This crackdown was dubbed “Operation Homewrecker” and is being touted as the largest such mortgage fraud bust in the nation’s history.
Three licensed mortgage brokers are included among the 19 people charged under the sealed indictment, Reuters continues. The scams were perpetrated on a nationwide level.
Allegedly 115 homeowners were duped into turning over their home titles to these scammers as they faced near certain foreclosure. Rather than getting repaired credit and a roof over their head, as promised by those now under indictment, the homeowners were out on the street.
Those involved collected a rent on the home once they secured the titles and rather than covering the mortgage payments, used the equity in the home to borrow more money.
The ringleader is alleged to be 33-year old Charles Head of Southern California, the base of the operation. Co-conspirators were based in Phoenix, Arizona; Colorado Spring, Colorado; and Johnstown, Pa.

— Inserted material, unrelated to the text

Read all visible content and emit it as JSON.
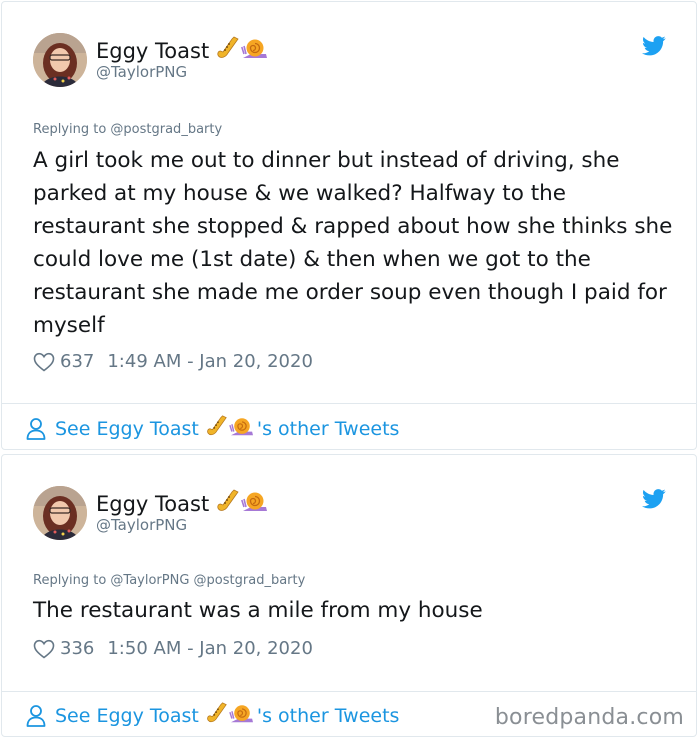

According to the Federal Trade Commission Annual Report 2008: Fair Debt Collection Practices Act, the number of complaints about debt collectors went up “in absolute terms and as a percentage of all complaints” compared to the year before. Last year, the FTC received 70,951 complaints about third-party debt collectors, compared to 69,249 in 2006. Not a substantially higher number, true, but it’s still not a good sign, particularly since a good amount of complaints were for debt collectors going after debts consumers claim they didn’t owe.

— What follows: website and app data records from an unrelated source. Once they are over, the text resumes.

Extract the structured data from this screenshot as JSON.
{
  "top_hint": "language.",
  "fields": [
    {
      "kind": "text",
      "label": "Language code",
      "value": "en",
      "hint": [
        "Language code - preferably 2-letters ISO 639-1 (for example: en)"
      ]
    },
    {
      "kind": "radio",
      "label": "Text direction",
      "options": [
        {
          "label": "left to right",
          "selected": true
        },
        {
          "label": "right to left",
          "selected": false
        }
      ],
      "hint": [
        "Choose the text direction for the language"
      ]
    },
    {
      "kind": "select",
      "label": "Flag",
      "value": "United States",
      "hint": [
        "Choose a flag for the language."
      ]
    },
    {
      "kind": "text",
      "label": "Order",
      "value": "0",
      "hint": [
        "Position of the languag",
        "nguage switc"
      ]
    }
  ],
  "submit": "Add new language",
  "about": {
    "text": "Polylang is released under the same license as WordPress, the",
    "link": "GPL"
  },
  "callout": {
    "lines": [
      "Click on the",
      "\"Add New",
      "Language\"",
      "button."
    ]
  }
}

The FDCPA also prohibits debt collectors from collecting any amount unless it is “expressly authorized by the agreement creating the debt or permitted by law.” In 2007, 2.3% of the FDCPA complaints, or 1,637 consumers, alleged that collectors demanded
interest, fees, or expenses that were not owed (such as collection fees, late fees, and court costs).
Over a third of the consumer complaints alleged collectors demanded bigger debt payments than the laws allowed. Perhaps most disturbingly though were the number of consumers still complaining that debt collectors repeatedly harass them with abusive language, even in cases where debts were discharged in bankruptcy. 13,989 consumers complained of harassment, while 6,536 of the complaints involved obscene, profane or otherwise abusive language. And these are only the cases that get reported to the FTC!
The Washington Post reports Maryland’s House of Delegates has passed bills creating a criminal statute allowing authorities to prosecute mortgage fraud and prohibiting “foreclosure rescue transactions”.
Foreclosure rescue transactions occur when homeowners are tricked into signing over residencies to third parties. The bill to prohibit them passed the Maryland House 135-1. The mortgage fraud bill, a separate piece of legislation, passed 116-19.
The bills are part of Democrat Governor Martin O’Malley’s campaign to stem the rising rate of of home foreclosures in The Old Line State.